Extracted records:
● ● ●

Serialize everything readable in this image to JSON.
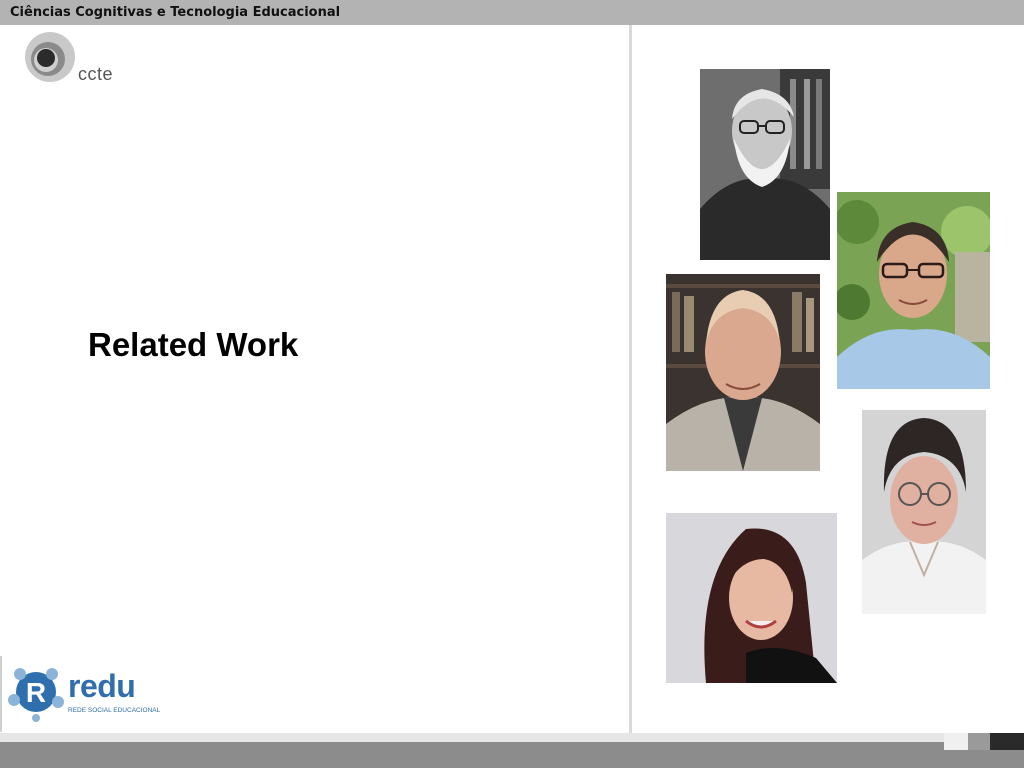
{
  "header": {
    "title": "Ciências Cogni­tivas e Tecnologia Educacional"
  },
  "logos": {
    "ccte": {
      "text": "ccte",
      "icon": "ccte-logo-icon"
    },
    "redu": {
      "word": "redu",
      "tagline": "REDE SOCIAL EDUCACIONAL",
      "icon": "redu-logo-icon"
    }
  },
  "slide": {
    "title": "Related Work"
  },
  "colors": {
    "top_bar": "#b3b3b3",
    "bottom_bar": "#8c8c8c",
    "redu_blue": "#2f6fad"
  },
  "photos": [
    {
      "name": "bearded-man-photo",
      "tone": "grayscale"
    },
    {
      "name": "man-with-glasses-photo",
      "tone": "color"
    },
    {
      "name": "balding-man-photo",
      "tone": "color"
    },
    {
      "name": "woman-with-glasses-photo",
      "tone": "color"
    },
    {
      "name": "young-woman-photo",
      "tone": "color"
    }
  ]
}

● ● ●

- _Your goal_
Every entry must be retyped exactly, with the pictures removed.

- _Task result_
Serialize everything readable in this image to JSON.
{
  "header": {
    "title": "Ciências Cogni­tivas e Tecnologia Educacional"
  },
  "logos": {
    "ccte": {
      "text": "ccte",
      "icon": "ccte-logo-icon"
    },
    "redu": {
      "word": "redu",
      "tagline": "REDE SOCIAL EDUCACIONAL",
      "icon": "redu-logo-icon"
    }
  },
  "slide": {
    "title": "Related Work"
  },
  "colors": {
    "top_bar": "#b3b3b3",
    "bottom_bar": "#8c8c8c",
    "redu_blue": "#2f6fad"
  },
  "photos": [
    {
      "name": "bearded-man-photo",
      "tone": "grayscale"
    },
    {
      "name": "man-with-glasses-photo",
      "tone": "color"
    },
    {
      "name": "balding-man-photo",
      "tone": "color"
    },
    {
      "name": "woman-with-glasses-photo",
      "tone": "color"
    },
    {
      "name": "young-woman-photo",
      "tone": "color"
    }
  ]
}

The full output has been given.